“This is a great hobby,” said Weimer, 55, of Fruitland Park, who is one of four people in the U.S. trained to repair and restore old pinball machines.He also sells hard to find parts to pinball owners and collectors all over the world, and Weimer is a pinball distributor through his Little Shop of Games, where he does launching parties for collectors and travels to pinball expositions around the country.
Over the weekend, he hosted a pinball show in Chicago. His next big event will be Southern Pinball Festival Nov. 22-24 at the Crowne Plaza at Orlando Universal. Arcade businesses and collectors are among his top customers.
“I just sold and shipped a pinball machine to Karl Urban, who starred as Dr. McCoy on Star Trek, in the last two movies,” said Weimer, who noted one of the latest and most popular pinball machines is a limited edition Star Trek (priced $4,995), which is generating a lot of buzz. Only 799 of these were manufactured.
“Half of those go overseas and only 400 are in the U.S.,” Weimer said while showing the Star Trek pinball machine to one of his regular customers, Dario Compain of Tampa, who was impressed by the new game.
“I want this Star Trek. I really like it, I love the flow of it,” Compain said. “The ramps are very smooth, the shots are relatively easy, and as you get into it, it’s a little more challenging.”
Compain noted the new Star Trek is the first with LED lights. It will mark his 10th pinball machine to buy for his home.
Some customers prefer to invest in a new playfield for around $550, where Weimer will take an existing cabinet and install a new game.
“You can keep an eye on your kids, and for older people like myself, it provides great hand-and-eye coordination. It just keeps you going,” he said.
Weimer also noted pinball can be a monetary investment.

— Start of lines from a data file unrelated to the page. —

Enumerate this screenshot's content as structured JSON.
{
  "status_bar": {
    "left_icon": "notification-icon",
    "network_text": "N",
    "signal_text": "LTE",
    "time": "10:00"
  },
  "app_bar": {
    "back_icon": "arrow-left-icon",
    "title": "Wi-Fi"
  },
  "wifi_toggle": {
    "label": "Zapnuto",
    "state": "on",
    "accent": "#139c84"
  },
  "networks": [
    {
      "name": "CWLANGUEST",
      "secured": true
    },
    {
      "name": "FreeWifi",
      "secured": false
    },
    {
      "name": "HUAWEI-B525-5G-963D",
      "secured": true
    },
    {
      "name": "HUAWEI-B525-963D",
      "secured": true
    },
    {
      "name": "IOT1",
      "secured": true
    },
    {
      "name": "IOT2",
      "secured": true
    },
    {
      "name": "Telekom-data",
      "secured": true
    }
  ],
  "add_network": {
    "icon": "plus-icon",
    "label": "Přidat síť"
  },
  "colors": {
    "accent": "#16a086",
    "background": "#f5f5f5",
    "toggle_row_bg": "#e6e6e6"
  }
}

“This game here, The Family Guy, came out maybe four or five years ago, and that sold new for $3,695. Right now as a used machine it’s worth about $5,200,” Weimer said. “Pinball machines are better than the stock market right now. They go up in value and I attribute that to more people getting into the hobby.”

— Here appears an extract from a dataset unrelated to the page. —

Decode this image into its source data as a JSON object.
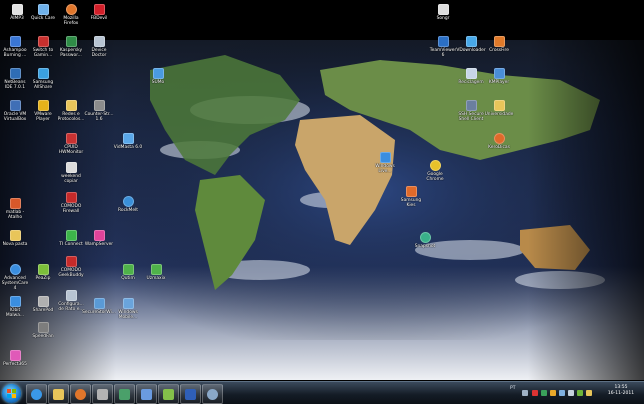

Whenever pinball repairs or restoration work is needed, Weimer picks up pinball machines from businesses or owners’ homes and does the work at his shop.

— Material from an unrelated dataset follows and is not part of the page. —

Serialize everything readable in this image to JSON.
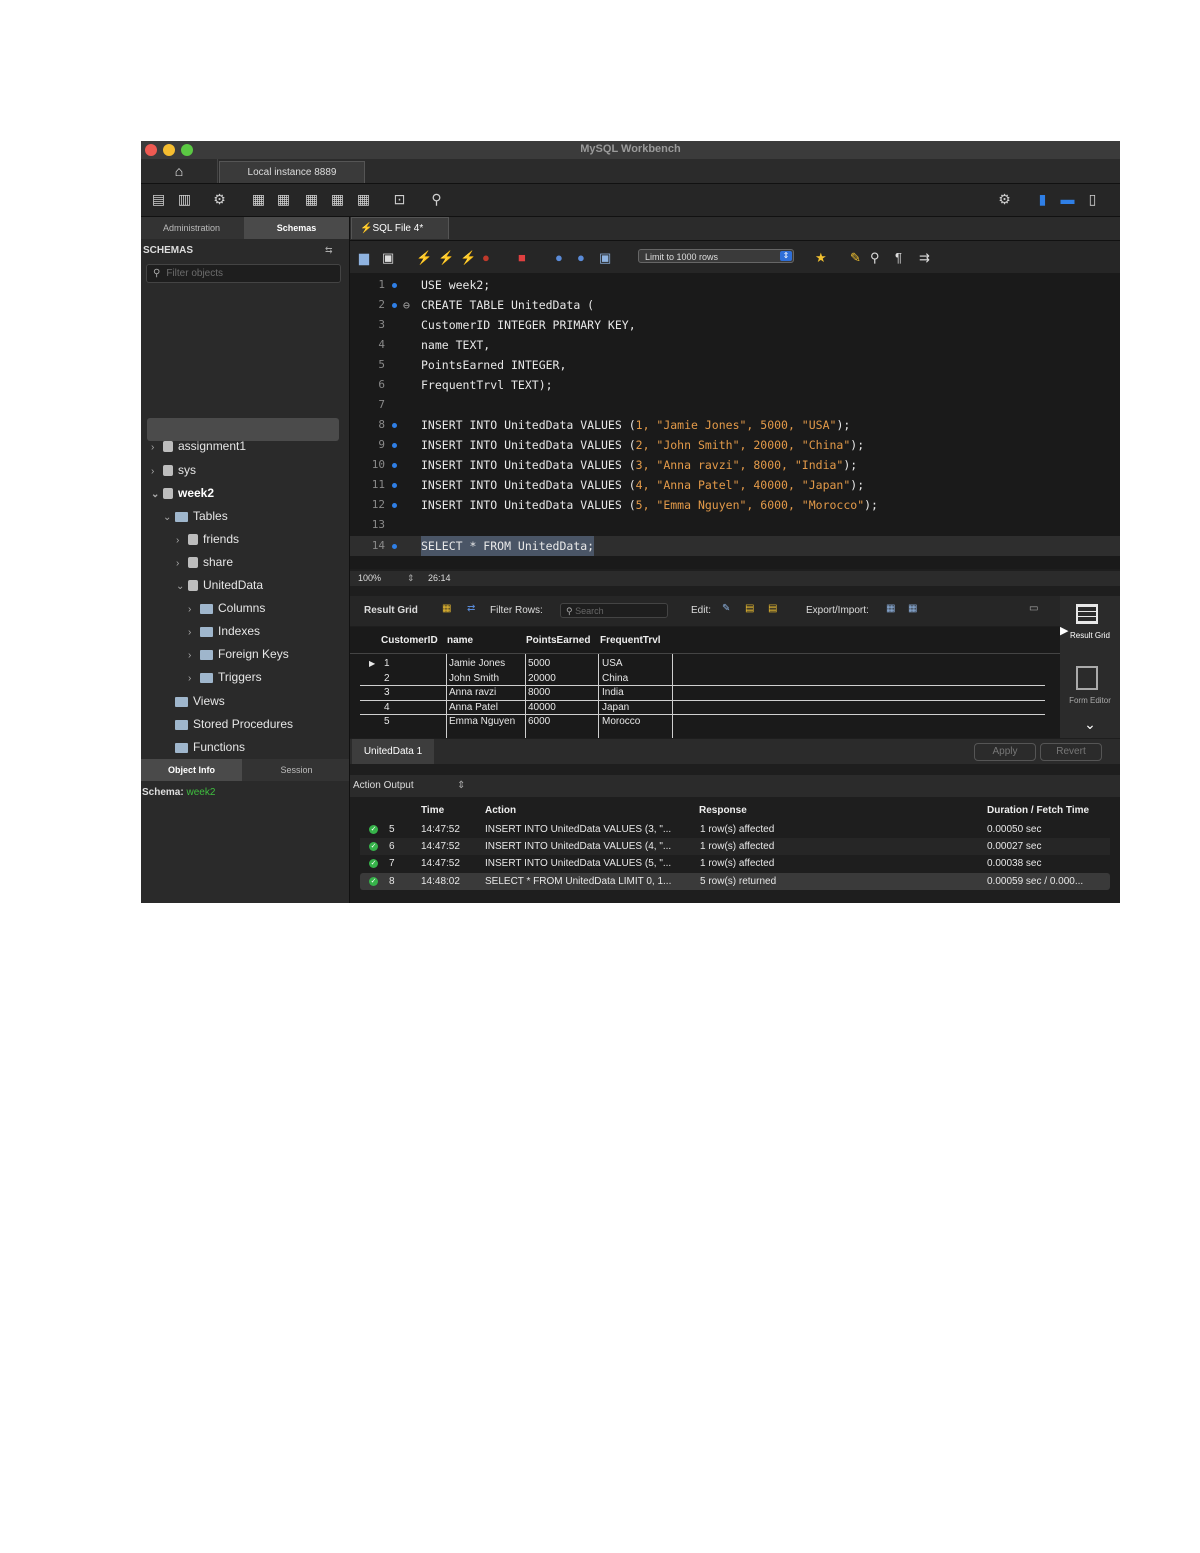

“ I don’t do house calls because you can’t carry all the parts that they need for them,” he said, recalling he began collecting pinball machines in 1992 and was spurred by encouragement from his son.
Weimer retired from construction when the housing market was at its peak.
“I got lucky,” he said. “I saw the verge of a bubble bursting; I saw it coming.”
He now keeps busy with doing restoration and repairs for pinball operators and private owners.
“We’ll do all new artwork on the sides and the front for the older machines. We’ll strip the cabinet down to the wood and put new artwork and everything on it. I make them look new again, and we’ll even change out and put brand new playfields,” he said.
Customers find him from all over the globe, via the Internet and for being a supplier of needed parts to work on Williams/Bally pinball machines.
“As far as parts that have sent to different countries, I think the only country I haven’t shipped to was China,” he said. “Right have I have packages going to Brazil, and I’ve shipped to Argentina, Austria, Germany, Belgium.”
Many new pinball games Weimer can supply are still in their original boxes.
Weimer shows his Dale Earnhardt Jr. pinball machines from back in the day when the NASCAR driver was known as No. 8.
“He’s now No. 88 when he changed teams and it sort of killed this machine,” he said.